"""

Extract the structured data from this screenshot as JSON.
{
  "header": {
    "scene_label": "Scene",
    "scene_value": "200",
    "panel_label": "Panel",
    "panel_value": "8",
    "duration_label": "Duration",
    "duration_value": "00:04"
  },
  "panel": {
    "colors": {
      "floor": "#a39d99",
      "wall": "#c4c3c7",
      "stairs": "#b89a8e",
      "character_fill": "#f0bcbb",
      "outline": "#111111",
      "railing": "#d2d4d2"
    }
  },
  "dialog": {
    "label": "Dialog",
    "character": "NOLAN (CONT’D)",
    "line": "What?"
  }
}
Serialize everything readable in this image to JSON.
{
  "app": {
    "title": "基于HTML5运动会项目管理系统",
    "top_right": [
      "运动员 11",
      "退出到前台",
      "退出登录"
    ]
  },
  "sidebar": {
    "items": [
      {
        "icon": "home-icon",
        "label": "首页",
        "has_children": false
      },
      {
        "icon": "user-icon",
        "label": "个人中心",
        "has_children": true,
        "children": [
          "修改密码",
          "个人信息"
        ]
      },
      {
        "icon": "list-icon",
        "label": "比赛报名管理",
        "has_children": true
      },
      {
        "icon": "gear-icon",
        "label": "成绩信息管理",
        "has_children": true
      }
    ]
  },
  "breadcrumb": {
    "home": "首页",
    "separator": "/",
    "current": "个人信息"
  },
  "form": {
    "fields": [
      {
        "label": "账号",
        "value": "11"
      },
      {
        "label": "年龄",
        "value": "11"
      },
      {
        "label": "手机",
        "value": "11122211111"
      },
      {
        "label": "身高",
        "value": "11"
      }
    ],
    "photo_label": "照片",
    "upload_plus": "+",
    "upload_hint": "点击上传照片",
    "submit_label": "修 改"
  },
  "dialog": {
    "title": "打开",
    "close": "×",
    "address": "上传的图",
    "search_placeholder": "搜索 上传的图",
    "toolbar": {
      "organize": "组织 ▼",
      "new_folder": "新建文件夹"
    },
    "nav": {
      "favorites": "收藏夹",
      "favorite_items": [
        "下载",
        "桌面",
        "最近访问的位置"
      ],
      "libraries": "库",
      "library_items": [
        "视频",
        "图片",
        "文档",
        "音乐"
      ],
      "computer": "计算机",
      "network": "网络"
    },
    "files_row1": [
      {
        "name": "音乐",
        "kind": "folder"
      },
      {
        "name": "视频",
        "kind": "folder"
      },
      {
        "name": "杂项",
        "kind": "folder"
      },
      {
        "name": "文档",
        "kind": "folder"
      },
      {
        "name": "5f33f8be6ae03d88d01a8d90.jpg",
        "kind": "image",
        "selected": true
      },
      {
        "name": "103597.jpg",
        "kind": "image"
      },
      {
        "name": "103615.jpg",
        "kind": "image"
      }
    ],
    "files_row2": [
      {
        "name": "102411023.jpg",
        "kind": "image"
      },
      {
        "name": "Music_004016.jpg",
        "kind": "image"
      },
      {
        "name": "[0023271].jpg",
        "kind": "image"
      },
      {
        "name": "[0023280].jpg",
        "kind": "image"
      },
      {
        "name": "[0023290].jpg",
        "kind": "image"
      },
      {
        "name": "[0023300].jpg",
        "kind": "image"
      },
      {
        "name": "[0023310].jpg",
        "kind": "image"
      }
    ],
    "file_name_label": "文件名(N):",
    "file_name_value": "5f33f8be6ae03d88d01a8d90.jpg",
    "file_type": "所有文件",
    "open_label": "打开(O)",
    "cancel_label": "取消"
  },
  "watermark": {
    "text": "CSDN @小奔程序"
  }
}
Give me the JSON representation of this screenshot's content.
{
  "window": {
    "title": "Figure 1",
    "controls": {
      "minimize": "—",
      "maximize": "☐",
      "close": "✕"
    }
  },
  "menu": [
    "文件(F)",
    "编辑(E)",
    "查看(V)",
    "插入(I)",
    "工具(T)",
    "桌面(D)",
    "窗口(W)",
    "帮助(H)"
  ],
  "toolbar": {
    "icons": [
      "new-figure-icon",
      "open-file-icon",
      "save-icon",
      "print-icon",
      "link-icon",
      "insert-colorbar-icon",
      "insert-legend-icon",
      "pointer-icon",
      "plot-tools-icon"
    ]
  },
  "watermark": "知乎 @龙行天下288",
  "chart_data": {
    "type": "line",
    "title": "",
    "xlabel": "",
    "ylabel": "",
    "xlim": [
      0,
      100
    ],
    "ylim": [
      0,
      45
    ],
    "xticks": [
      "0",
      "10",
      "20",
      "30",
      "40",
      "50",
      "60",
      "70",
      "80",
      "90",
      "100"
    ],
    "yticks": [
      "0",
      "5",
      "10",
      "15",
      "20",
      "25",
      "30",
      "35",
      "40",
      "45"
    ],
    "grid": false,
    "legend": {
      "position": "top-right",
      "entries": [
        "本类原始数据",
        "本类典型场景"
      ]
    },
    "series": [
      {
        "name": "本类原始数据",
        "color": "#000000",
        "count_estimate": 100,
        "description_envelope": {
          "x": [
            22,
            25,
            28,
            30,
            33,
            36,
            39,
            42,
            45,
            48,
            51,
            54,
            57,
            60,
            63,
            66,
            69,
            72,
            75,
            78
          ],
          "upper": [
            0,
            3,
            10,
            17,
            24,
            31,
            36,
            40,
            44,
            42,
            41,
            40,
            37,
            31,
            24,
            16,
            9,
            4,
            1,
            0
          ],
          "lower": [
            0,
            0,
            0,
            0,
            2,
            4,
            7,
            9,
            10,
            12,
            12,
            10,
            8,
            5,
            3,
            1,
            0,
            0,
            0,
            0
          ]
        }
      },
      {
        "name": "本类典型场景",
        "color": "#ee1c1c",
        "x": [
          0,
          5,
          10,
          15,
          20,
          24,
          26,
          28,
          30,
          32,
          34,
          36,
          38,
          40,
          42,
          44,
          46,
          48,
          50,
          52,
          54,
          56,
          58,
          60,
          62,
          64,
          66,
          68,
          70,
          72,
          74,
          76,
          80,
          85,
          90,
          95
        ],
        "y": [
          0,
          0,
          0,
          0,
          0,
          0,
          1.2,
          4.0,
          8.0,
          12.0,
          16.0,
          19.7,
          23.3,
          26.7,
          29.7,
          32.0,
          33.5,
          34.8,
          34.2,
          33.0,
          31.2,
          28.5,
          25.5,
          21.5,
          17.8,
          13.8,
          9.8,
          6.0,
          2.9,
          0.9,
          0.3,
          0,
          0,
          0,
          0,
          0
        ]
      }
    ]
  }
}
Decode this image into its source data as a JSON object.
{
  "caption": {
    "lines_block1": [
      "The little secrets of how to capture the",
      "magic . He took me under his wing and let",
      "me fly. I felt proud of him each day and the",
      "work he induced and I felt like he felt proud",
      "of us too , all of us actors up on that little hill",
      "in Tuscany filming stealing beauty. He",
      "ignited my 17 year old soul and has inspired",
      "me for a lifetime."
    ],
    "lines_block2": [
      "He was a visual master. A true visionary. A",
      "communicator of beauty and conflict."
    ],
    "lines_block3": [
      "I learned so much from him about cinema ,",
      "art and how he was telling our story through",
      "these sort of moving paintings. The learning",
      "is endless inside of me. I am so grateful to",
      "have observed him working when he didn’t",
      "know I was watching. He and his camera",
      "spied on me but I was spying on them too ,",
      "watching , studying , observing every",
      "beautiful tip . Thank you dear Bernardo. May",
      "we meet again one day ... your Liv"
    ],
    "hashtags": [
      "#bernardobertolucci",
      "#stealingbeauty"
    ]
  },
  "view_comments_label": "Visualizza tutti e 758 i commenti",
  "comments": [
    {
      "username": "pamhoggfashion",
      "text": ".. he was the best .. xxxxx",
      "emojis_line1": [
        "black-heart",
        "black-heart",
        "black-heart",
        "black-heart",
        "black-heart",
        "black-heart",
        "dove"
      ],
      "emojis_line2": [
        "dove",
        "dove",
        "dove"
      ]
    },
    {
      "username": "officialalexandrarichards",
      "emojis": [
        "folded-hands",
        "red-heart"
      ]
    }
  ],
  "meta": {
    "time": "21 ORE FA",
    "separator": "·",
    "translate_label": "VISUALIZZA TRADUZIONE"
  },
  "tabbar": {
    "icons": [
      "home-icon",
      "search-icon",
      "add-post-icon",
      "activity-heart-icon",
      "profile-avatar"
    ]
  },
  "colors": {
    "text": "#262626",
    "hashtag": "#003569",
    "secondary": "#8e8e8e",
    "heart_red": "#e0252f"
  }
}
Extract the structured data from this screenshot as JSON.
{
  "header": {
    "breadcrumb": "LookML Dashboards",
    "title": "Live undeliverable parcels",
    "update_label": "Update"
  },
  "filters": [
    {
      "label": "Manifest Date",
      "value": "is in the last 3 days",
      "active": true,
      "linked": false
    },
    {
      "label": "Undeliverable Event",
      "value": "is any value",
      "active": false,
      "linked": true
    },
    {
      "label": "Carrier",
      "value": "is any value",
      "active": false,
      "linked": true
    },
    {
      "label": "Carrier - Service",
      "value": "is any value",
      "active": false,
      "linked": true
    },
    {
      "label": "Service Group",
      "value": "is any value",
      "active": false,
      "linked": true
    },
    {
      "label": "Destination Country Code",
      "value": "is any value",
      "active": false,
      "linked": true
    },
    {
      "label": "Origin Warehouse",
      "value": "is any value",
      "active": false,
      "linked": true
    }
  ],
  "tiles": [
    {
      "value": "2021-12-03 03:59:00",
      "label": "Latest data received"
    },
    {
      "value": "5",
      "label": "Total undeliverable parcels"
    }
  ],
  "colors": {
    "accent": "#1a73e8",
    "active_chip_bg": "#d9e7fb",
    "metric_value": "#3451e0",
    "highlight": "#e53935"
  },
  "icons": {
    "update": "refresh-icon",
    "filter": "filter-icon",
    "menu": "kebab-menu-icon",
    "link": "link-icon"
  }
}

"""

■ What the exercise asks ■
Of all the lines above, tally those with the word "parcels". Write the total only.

■ Worked solution ■
2